Could you write out all of the data again, word for word?
━━ Source data ━━
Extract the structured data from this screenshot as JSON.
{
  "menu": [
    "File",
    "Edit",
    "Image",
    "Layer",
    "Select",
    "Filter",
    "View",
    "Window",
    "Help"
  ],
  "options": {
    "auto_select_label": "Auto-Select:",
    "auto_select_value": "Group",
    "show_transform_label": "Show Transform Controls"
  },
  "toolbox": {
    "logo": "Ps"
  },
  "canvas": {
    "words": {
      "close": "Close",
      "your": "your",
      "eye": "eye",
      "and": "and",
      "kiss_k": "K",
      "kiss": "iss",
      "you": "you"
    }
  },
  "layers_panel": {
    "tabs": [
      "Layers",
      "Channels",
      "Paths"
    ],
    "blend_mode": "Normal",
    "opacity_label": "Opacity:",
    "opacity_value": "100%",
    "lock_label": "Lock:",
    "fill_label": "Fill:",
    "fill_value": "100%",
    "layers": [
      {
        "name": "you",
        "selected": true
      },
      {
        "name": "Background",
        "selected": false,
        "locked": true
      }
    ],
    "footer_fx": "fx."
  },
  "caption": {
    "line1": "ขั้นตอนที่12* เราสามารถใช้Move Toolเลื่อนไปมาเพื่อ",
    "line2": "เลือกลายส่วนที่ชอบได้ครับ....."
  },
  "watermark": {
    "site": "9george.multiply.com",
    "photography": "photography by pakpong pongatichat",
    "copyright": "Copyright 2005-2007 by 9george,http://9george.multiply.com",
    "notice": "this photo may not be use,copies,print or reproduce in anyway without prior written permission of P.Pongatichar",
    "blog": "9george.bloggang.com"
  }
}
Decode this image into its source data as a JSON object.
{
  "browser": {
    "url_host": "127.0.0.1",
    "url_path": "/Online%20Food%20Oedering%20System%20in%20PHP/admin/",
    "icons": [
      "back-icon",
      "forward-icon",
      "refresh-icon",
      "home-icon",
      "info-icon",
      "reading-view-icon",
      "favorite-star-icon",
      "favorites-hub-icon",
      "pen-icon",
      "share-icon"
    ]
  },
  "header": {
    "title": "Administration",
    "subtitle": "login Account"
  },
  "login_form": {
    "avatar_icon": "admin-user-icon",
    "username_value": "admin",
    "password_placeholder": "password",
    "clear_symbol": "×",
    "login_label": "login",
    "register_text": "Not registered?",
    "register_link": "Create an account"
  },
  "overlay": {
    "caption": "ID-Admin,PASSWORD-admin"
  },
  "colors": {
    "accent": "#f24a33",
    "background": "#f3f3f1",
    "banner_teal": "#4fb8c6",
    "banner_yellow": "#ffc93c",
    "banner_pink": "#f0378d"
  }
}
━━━
[Finished exercise]
Extract the structured data from this screenshot as JSON.
{
  "menu": [
    "File",
    "Edit",
    "Image",
    "Layer",
    "Select",
    "Filter",
    "View",
    "Window",
    "Help"
  ],
  "options": {
    "auto_select_label": "Auto-Select:",
    "auto_select_value": "Group",
    "show_transform_label": "Show Transform Controls"
  },
  "toolbox": {
    "logo": "Ps"
  },
  "canvas": {
    "words": {
      "close": "Close",
      "your": "your",
      "eye": "eye",
      "and": "and",
      "kiss_k": "K",
      "kiss": "iss",
      "you": "you"
    }
  },
  "layers_panel": {
    "tabs": [
      "Layers",
      "Channels",
      "Paths"
    ],
    "blend_mode": "Normal",
    "opacity_label": "Opacity:",
    "opacity_value": "100%",
    "lock_label": "Lock:",
    "fill_label": "Fill:",
    "fill_value": "100%",
    "layers": [
      {
        "name": "you",
        "selected": true
      },
      {
        "name": "Background",
        "selected": false,
        "locked": true
      }
    ],
    "footer_fx": "fx."
  },
  "caption": {
    "line1": "ขั้นตอนที่12* เราสามารถใช้Move Toolเลื่อนไปมาเพื่อ",
    "line2": "เลือกลายส่วนที่ชอบได้ครับ....."
  },
  "watermark": {
    "site": "9george.multiply.com",
    "photography": "photography by pakpong pongatichat",
    "copyright": "Copyright 2005-2007 by 9george,http://9george.multiply.com",
    "notice": "this photo may not be use,copies,print or reproduce in anyway without prior written permission of P.Pongatichar",
    "blog": "9george.bloggang.com"
  }
}
Decode this image into its source data as a JSON object.
{
  "browser": {
    "url_host": "127.0.0.1",
    "url_path": "/Online%20Food%20Oedering%20System%20in%20PHP/admin/",
    "icons": [
      "back-icon",
      "forward-icon",
      "refresh-icon",
      "home-icon",
      "info-icon",
      "reading-view-icon",
      "favorite-star-icon",
      "favorites-hub-icon",
      "pen-icon",
      "share-icon"
    ]
  },
  "header": {
    "title": "Administration",
    "subtitle": "login Account"
  },
  "login_form": {
    "avatar_icon": "admin-user-icon",
    "username_value": "admin",
    "password_placeholder": "password",
    "clear_symbol": "×",
    "login_label": "login",
    "register_text": "Not registered?",
    "register_link": "Create an account"
  },
  "overlay": {
    "caption": "ID-Admin,PASSWORD-admin"
  },
  "colors": {
    "accent": "#f24a33",
    "background": "#f3f3f1",
    "banner_teal": "#4fb8c6",
    "banner_yellow": "#ffc93c",
    "banner_pink": "#f0378d"
  }
}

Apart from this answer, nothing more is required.